The Speech Sound Mapping Theory posits that with a visual hook for a phoneme (Speech Sound Monsters) and accelerated phonemic awareness, along with visual and linguistic phonics (Speech Sound Pics), all children will be motivated to reach the 'self-teaching' and, therefore, 'orthographic mapping' phases earlier and with greater autonomy.



Phonics, taught explicitly and systematically within the Speech Sound Pics (SSP) Approach is 'linguistic and visual' (not synthetic) I am therefore focused, primarily, on launching the Phonemic Awareness Mastery Program here, to focus on Phoneme Articulation and Phonemic Awareness. This will make learning with synthetic phonics easier for all. 

However, by knowing each 'monster sound' (introduced within PAM) and with phonemic awareness (they can blend them together and also choose the right monster sounds when spelling words) they can continue at home with the 'monster mapped' tech and resources, figuring out unfamiliar words and THEN mapping the correct graphemes to those speech sounds. This will supplement their classroom learning experiences. I will also train professionals to deliver Speech Sound Mapping Therapy.

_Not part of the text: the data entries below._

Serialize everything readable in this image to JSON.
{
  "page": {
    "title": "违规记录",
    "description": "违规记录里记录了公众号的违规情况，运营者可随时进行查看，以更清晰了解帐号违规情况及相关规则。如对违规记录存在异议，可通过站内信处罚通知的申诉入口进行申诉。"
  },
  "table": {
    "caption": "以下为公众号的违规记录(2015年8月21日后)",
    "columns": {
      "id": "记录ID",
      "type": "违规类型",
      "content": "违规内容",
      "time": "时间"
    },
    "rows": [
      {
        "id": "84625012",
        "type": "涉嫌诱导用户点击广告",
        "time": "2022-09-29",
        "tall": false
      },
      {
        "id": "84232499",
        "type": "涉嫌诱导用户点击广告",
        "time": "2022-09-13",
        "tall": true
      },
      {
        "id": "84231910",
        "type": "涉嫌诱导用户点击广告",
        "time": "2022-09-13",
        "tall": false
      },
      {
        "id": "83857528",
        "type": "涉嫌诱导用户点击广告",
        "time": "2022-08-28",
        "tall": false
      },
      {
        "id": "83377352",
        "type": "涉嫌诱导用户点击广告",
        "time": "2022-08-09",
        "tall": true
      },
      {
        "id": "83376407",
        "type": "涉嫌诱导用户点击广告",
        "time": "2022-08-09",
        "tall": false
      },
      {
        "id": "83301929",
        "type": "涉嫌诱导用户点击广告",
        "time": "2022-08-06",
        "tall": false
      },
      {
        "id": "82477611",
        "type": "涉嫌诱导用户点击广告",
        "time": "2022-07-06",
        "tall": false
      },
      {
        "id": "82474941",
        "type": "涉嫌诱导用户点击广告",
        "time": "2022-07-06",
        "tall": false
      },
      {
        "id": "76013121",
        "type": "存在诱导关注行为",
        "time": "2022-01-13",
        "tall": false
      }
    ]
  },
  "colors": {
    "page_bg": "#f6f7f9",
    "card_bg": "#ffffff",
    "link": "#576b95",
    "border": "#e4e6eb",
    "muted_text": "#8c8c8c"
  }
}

The phonemic awareness developed within PAM facilitates this new learning of phonics - however phonics is then taught. Not just because they develop phonemic awareness but because they quickly understand that the 'sounds' are specific ones (the Universal Spelling Code) - they are the Speech Sound King's 'sounds'.
 If they play different sounds the written word will not appear. They can 'see' and also 'hear' the connections that may not be as obvious when learning at school.

In Australia the teachers have the Speech Sound Puppets in classrooms

Says 'sdop' 

Says 'monsdz' 

Demonstrates learning
(voice now British)

If children only really focus on /æ/ as in 'sat', then what happens when it maps with the other 8 sounds? With good phonemic awareness, it only takes 1-4 exposures to store the word in their orthographic lexicon for instant recognition (reading) and retrieval (spelling). They are shown the spelling, know the sounds, so just make sure they know what the word means! Simple. This is why we are working on a 'clickable' library: children can click to access this information as and when needed.
Note: within the PSC only 2 are checked (/a/ as in sat and /a/ as in father)


Gifted, autistic children and those with ADHD find this way of learning exciting.
They WANT to read!
They become 'readies' 

Speech Sound Monsters in classrooms (huts) with no electricity, internet or qualified teachers.
Monster Mapping is fun anywhere!  I am working on tech that enables children to learn to read and write in English anywhere.